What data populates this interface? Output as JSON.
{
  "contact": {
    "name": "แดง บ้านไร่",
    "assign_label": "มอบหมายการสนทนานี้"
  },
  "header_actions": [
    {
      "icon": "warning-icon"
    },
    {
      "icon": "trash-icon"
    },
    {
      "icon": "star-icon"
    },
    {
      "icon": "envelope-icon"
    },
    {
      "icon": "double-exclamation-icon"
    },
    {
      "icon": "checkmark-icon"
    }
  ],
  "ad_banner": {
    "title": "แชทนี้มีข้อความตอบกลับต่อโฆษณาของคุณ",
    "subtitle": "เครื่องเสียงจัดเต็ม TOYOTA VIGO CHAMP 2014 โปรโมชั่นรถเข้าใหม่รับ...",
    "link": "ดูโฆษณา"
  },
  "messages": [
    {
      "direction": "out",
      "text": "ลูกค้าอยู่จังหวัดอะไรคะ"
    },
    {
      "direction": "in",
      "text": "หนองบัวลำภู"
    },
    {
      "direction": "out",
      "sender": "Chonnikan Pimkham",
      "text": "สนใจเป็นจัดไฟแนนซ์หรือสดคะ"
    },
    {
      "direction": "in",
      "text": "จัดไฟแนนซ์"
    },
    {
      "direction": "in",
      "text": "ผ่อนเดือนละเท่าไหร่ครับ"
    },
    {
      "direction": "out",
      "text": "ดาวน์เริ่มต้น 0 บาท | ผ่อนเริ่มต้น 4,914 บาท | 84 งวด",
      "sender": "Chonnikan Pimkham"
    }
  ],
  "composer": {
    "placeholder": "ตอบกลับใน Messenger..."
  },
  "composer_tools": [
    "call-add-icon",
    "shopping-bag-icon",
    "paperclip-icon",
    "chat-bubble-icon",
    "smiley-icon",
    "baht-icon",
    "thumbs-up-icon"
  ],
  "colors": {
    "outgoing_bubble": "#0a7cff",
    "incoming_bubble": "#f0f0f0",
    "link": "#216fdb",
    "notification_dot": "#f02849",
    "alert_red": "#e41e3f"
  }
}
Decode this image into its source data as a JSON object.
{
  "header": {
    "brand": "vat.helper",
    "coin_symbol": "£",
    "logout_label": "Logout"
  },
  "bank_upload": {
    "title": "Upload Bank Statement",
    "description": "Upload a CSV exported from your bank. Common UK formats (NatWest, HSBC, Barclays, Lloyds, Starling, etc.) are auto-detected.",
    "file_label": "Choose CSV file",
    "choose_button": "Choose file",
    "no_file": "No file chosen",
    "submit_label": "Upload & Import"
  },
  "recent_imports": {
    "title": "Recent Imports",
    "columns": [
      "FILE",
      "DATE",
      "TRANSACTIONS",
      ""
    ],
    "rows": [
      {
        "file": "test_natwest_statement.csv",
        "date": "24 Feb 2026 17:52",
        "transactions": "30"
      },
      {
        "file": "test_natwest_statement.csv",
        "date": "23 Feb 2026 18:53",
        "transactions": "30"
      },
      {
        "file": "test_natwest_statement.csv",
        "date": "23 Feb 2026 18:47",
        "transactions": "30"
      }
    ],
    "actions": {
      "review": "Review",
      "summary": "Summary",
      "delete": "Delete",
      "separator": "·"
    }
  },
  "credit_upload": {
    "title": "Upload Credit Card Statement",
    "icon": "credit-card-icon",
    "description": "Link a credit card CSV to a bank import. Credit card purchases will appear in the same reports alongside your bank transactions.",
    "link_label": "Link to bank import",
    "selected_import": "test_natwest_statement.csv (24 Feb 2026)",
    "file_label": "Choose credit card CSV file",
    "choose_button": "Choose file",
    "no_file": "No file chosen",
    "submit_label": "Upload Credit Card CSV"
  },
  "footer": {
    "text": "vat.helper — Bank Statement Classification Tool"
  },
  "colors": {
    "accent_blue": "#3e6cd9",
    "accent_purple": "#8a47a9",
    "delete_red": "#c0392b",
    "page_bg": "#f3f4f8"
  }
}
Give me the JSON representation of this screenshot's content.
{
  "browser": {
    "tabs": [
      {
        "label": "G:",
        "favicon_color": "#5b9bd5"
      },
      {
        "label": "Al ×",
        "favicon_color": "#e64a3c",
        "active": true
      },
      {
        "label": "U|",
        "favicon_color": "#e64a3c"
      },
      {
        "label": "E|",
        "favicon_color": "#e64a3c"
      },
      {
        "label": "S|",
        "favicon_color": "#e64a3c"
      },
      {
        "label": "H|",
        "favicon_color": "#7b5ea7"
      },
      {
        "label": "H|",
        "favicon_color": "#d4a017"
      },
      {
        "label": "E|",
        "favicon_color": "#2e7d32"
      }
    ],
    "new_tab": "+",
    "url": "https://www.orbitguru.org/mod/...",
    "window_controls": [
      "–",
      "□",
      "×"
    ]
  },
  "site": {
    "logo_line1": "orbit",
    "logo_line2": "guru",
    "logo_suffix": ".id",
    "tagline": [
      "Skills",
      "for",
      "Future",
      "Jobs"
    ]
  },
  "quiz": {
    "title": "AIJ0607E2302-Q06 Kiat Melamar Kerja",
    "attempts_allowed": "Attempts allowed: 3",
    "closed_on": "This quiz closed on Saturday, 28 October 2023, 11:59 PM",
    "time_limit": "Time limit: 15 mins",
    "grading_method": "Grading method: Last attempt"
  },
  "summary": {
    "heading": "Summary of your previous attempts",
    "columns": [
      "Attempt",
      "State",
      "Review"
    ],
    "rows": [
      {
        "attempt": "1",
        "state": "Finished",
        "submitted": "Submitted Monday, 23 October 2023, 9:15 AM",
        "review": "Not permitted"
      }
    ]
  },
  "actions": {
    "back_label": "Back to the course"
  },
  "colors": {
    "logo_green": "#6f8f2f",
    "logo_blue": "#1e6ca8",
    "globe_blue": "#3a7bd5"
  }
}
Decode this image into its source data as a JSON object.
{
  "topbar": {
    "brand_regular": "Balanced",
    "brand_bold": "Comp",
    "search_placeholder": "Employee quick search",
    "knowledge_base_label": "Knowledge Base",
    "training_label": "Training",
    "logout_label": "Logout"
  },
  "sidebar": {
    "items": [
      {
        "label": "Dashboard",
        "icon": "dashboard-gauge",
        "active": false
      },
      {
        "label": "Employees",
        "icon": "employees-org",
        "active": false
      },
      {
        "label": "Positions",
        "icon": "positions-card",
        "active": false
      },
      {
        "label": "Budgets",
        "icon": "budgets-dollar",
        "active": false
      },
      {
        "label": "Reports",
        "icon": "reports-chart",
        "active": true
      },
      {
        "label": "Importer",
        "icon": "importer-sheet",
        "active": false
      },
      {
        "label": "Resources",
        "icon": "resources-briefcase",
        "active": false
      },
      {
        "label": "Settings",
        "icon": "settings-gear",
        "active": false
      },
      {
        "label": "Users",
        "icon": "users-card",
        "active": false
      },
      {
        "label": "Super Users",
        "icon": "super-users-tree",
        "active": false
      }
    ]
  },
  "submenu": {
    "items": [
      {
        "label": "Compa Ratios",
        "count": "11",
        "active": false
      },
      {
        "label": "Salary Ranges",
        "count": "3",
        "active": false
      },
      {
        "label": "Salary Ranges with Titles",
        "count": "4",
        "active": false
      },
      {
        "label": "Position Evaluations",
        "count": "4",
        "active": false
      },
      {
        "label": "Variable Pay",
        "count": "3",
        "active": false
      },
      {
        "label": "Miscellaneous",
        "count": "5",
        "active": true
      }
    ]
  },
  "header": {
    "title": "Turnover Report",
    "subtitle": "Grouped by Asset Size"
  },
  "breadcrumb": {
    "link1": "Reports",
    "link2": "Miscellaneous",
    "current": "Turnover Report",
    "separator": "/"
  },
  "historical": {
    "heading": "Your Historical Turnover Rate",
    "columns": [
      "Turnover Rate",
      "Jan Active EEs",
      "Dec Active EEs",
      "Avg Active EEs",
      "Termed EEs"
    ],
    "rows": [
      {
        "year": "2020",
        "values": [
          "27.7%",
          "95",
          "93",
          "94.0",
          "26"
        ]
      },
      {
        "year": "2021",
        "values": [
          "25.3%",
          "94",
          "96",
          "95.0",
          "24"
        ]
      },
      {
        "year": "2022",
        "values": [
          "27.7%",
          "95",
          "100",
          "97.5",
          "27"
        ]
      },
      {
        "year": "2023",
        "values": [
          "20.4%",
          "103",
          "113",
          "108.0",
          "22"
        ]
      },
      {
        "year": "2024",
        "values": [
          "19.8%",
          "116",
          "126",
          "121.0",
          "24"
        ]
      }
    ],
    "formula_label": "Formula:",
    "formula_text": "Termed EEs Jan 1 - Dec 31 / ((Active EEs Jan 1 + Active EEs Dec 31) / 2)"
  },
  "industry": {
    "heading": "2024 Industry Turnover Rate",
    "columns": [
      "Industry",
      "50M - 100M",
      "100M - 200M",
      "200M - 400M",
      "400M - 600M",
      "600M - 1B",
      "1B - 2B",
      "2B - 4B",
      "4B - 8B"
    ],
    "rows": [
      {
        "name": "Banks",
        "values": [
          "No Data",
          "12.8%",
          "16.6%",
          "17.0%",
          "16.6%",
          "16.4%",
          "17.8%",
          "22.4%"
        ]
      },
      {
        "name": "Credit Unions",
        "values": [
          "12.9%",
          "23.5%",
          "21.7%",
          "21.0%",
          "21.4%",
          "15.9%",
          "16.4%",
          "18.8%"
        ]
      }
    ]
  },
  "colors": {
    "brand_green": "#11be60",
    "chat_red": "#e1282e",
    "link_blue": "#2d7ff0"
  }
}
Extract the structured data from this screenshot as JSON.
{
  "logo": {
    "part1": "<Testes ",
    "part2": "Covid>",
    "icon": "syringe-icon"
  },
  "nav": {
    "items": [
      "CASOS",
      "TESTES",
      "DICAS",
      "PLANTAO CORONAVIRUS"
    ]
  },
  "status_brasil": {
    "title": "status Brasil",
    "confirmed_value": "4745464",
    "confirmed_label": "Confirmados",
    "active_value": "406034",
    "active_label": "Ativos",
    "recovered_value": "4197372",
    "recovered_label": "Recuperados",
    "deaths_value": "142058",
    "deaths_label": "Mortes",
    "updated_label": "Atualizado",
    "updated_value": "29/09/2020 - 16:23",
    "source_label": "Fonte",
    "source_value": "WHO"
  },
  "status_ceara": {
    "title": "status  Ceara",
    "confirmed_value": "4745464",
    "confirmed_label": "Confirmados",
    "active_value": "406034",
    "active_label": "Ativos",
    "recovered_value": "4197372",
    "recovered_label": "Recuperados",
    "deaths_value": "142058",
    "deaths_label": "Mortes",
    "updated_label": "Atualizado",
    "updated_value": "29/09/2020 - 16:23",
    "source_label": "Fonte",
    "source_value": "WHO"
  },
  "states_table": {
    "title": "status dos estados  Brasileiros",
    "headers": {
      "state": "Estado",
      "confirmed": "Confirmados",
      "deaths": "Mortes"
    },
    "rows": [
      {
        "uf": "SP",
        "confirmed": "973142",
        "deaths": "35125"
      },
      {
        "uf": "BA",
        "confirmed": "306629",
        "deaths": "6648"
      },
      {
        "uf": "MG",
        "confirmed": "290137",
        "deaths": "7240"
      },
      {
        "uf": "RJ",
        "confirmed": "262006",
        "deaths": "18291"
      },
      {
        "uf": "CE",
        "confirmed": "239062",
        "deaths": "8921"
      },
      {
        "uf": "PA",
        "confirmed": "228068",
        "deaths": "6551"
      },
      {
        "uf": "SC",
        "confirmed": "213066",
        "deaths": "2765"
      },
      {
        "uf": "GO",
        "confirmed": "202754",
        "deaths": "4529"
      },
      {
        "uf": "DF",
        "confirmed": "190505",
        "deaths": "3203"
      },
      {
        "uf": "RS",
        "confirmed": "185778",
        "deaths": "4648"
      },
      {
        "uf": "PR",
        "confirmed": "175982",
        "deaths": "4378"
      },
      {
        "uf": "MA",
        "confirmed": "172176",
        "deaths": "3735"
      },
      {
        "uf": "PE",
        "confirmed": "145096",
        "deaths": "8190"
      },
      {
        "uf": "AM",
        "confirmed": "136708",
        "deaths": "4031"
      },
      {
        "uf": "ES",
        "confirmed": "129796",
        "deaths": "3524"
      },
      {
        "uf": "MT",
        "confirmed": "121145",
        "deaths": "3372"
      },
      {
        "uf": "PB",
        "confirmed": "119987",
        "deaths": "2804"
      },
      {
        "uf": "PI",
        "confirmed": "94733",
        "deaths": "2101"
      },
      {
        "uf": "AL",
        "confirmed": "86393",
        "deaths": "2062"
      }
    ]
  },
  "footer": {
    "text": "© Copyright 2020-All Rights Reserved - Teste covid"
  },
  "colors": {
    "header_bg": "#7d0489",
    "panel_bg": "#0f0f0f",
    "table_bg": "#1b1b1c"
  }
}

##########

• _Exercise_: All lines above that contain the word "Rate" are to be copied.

• _Result below_:
    "heading": "Your Historical Turnover Rate",
      "Turnover Rate",
    "heading": "2024 Industry Turnover Rate",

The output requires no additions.